Activity.
Could you output every record below exactly, leaving out the pictures?

[Interface dataset entries]

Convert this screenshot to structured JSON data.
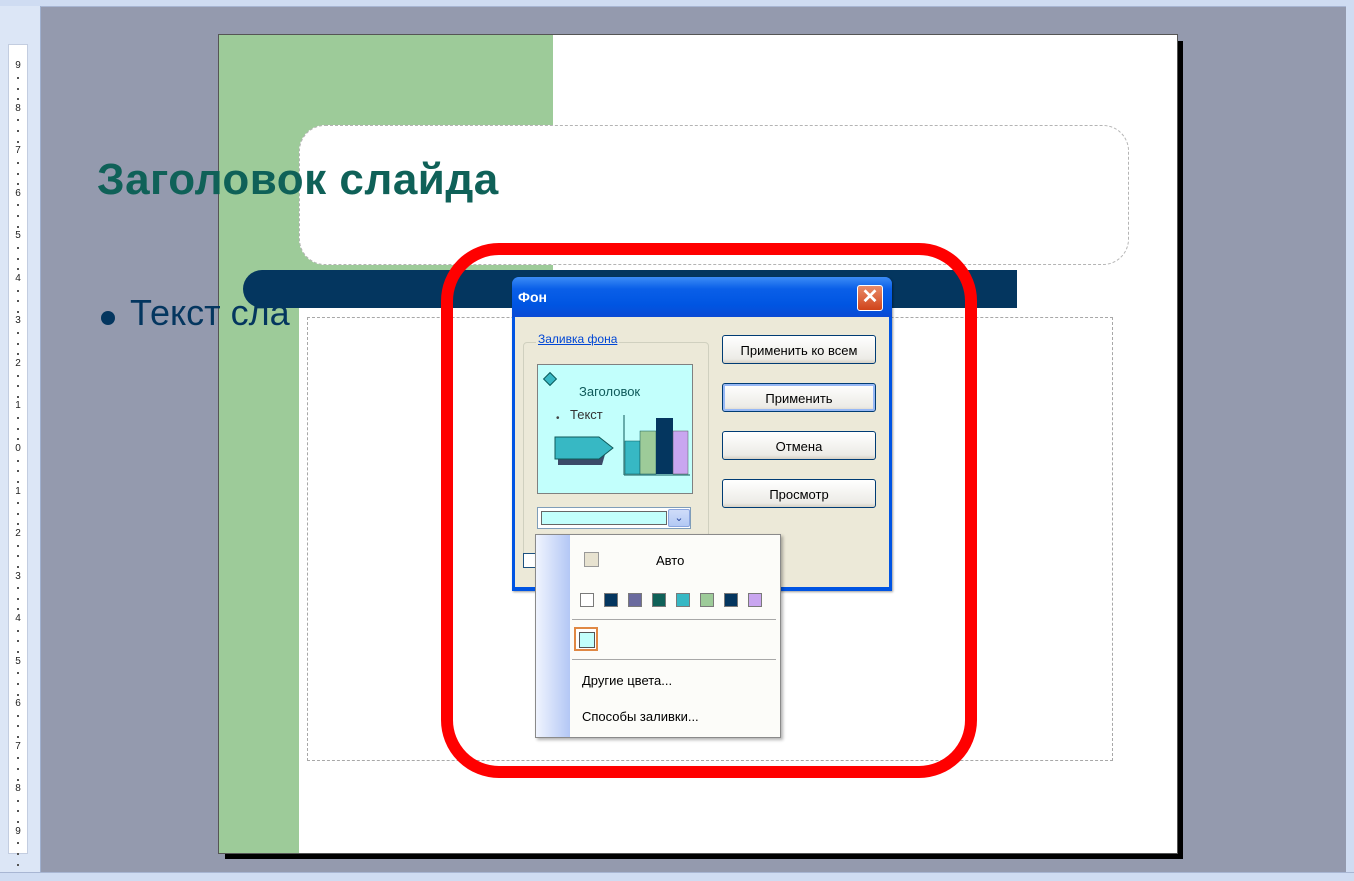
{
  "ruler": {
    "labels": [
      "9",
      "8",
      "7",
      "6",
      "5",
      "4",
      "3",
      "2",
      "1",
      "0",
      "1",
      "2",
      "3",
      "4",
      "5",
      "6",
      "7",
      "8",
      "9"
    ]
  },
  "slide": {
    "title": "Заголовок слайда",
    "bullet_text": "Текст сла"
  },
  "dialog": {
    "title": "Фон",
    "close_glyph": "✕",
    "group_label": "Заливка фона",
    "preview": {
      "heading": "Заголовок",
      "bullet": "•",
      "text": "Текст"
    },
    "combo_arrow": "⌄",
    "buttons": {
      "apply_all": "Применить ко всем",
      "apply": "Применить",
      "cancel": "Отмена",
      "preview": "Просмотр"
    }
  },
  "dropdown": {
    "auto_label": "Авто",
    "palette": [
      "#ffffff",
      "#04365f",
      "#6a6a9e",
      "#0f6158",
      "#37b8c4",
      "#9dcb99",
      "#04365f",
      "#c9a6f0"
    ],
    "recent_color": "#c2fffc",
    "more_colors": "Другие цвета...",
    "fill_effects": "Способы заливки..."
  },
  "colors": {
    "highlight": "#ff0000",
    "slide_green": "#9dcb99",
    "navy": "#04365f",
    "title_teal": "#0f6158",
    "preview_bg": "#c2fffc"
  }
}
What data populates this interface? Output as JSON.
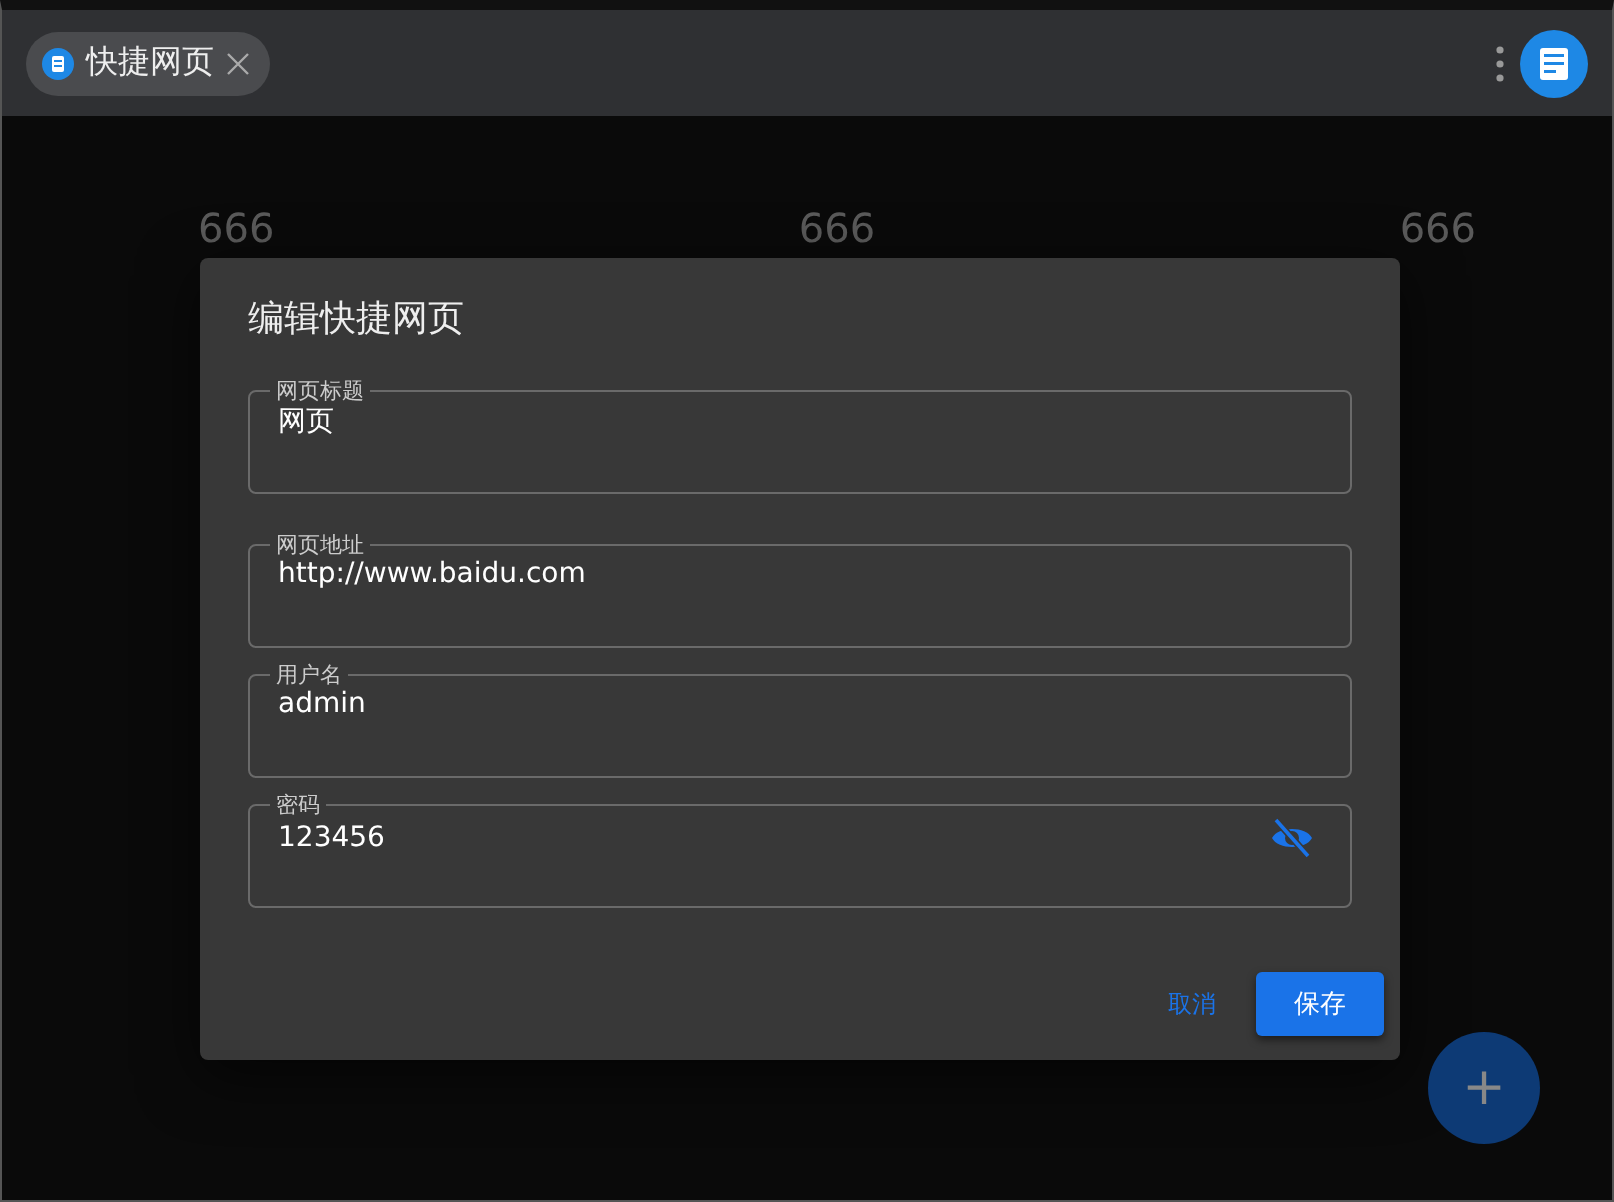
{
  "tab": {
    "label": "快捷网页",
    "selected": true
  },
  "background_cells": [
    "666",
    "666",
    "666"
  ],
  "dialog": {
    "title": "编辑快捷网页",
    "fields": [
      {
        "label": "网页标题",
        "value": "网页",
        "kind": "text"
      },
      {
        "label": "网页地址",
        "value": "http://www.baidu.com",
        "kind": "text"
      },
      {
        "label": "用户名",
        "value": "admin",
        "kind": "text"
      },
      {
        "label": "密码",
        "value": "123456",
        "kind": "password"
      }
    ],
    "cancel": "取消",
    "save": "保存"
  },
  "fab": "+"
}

Solution for this exercise.
Convert this screenshot to structured JSON data.
{
  "ruler": {
    "labels": [
      "9",
      "8",
      "7",
      "6",
      "5",
      "4",
      "3",
      "2",
      "1",
      "0",
      "1",
      "2",
      "3",
      "4",
      "5",
      "6",
      "7",
      "8",
      "9"
    ]
  },
  "slide": {
    "title": "Заголовок слайда",
    "bullet_text": "Текст сла"
  },
  "dialog": {
    "title": "Фон",
    "close_glyph": "✕",
    "group_label": "Заливка фона",
    "preview": {
      "heading": "Заголовок",
      "bullet": "•",
      "text": "Текст"
    },
    "combo_arrow": "⌄",
    "buttons": {
      "apply_all": "Применить ко всем",
      "apply": "Применить",
      "cancel": "Отмена",
      "preview": "Просмотр"
    }
  },
  "dropdown": {
    "auto_label": "Авто",
    "palette": [
      "#ffffff",
      "#04365f",
      "#6a6a9e",
      "#0f6158",
      "#37b8c4",
      "#9dcb99",
      "#04365f",
      "#c9a6f0"
    ],
    "recent_color": "#c2fffc",
    "more_colors": "Другие цвета...",
    "fill_effects": "Способы заливки..."
  },
  "colors": {
    "highlight": "#ff0000",
    "slide_green": "#9dcb99",
    "navy": "#04365f",
    "title_teal": "#0f6158",
    "preview_bg": "#c2fffc"
  }
}
What data populates this interface? Output as JSON.
{
  "tab": {
    "label": "快捷网页",
    "selected": true
  },
  "background_cells": [
    "666",
    "666",
    "666"
  ],
  "dialog": {
    "title": "编辑快捷网页",
    "fields": [
      {
        "label": "网页标题",
        "value": "网页",
        "kind": "text"
      },
      {
        "label": "网页地址",
        "value": "http://www.baidu.com",
        "kind": "text"
      },
      {
        "label": "用户名",
        "value": "admin",
        "kind": "text"
      },
      {
        "label": "密码",
        "value": "123456",
        "kind": "password"
      }
    ],
    "cancel": "取消",
    "save": "保存"
  },
  "fab": "+"
}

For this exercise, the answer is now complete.